The city of Honolulu, on the South of the island of Oahu, in Hawaii, has good conditions for diving all year long. From October to April, during the Hawaiian winter, the big waves that reach the North of the island do not allow us to dive there, so Honolulu is the main destination for our daily dives right now. The location is super convenient for anyone staying in Waikiki area, but it is also a great choice for anyone who is on other parts of the island and wants to spend a day exploring Honolulu.
On the South Shore of Oahu there are some of the best wrecks on Oahu and several other shallower options for divers who do not have a lot of experience. The dives in this part of the island are all done by boat and we work in partnership with the best boats at Kewalos Basin Harbor (close to the Alamoana Mall).

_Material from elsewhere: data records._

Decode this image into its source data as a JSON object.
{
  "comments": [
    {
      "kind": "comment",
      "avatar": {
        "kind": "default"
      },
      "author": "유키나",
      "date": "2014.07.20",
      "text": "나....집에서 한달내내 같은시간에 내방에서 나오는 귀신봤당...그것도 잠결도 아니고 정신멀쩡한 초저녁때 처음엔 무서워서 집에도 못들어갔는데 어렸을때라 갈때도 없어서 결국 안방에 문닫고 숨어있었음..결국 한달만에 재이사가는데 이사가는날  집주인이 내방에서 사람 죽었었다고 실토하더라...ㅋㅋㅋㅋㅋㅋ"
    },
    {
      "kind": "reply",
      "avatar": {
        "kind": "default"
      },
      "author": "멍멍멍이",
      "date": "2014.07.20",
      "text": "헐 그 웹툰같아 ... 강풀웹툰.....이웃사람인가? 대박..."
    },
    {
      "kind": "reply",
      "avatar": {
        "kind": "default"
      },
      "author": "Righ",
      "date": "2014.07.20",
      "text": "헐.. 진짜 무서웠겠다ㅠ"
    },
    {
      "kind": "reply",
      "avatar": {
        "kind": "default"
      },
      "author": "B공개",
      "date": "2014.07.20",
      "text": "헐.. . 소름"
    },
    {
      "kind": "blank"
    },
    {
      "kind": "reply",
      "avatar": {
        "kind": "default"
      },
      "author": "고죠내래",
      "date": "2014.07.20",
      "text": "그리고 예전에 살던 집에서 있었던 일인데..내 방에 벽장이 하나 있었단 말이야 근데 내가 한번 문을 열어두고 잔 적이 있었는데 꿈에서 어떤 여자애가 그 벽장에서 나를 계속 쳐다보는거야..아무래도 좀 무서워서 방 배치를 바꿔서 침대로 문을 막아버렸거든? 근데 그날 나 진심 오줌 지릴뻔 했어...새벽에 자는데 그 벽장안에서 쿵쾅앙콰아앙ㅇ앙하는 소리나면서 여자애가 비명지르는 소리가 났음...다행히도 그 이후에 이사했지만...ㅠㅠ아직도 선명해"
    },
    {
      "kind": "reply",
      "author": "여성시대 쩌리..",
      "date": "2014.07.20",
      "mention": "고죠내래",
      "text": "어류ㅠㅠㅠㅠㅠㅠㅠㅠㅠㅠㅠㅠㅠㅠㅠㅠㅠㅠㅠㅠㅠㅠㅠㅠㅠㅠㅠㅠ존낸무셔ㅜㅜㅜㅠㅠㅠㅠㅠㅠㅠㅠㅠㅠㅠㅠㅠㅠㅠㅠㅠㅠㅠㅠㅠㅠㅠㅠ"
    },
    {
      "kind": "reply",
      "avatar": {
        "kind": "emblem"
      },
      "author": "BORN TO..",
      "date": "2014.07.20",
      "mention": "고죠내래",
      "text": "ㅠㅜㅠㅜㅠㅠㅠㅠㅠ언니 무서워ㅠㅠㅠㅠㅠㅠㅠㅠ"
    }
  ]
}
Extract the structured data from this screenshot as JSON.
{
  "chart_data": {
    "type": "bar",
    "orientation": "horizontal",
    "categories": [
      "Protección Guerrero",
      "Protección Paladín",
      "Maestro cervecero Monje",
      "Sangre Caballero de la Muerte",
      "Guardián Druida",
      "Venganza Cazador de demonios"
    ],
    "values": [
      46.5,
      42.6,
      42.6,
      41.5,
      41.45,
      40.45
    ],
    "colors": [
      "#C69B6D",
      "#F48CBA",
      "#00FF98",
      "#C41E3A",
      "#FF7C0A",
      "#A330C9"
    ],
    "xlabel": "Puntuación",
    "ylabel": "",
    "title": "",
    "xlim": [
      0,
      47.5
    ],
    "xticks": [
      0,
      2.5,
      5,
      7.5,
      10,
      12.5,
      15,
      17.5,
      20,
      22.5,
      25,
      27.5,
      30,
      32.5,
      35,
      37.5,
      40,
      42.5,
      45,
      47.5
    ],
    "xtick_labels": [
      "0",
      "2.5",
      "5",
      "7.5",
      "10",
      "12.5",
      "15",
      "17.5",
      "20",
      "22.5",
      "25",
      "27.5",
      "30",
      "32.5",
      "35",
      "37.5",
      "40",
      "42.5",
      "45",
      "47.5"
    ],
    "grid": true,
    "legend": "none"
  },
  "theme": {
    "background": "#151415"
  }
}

The visibility of the diving spots of this area reaches up to 100ft on good days! Get to know a little more of the dive sites of Honolulu (South Shore):
SHALLOW SPOTS (UP TO 60 ft DEPTH) – for non-certified and certified divers
Kewalo Pipe: Kewalo Pipe is an old pipe that was used for water drainage and today coral reefs have grown around it and serve as habitat for various marine species.
Tutle Canyon: Turtle cleaning station ideal for beginner divers. Full of honus (turtles, in Hawaiian)!
Horse Shoe Reef: Reef full of marine life and many species of coral.
WRECKS (DEEPER, UP TO 120 ft DEPTH) – for divers with advanced certification or with more than 15 dives
Sea Tiger: Wrecked by a submarine company with the intention of forming an artificial reef to attract tourists to the submarine tours. It is the deepest wreck in the area and full of marine life and great fish schools.
Yo-257: Also artificial reef that gathers corals, aquatic plants and marine life and is ideal for filming and underwater photography for having great visibility.
San Pedro: Hawaiian turtles love to rest on the deck of this shipwreck, which is close to YO-257. Reef sharks are also seen frequently.
All dives are less than 20 minutes away from the coast, meaning more time in the water interacting with the local marine life. We also dive on the West and Southeast sides of the island when conditions allow. From May to September the North Shore is our favorite dive site, but we continue to offer boat dives in Honolulu all year long!
Contact us to book your dive: INFO@HAWAIIECODIVERS.COM
Photos: Colt Kitchin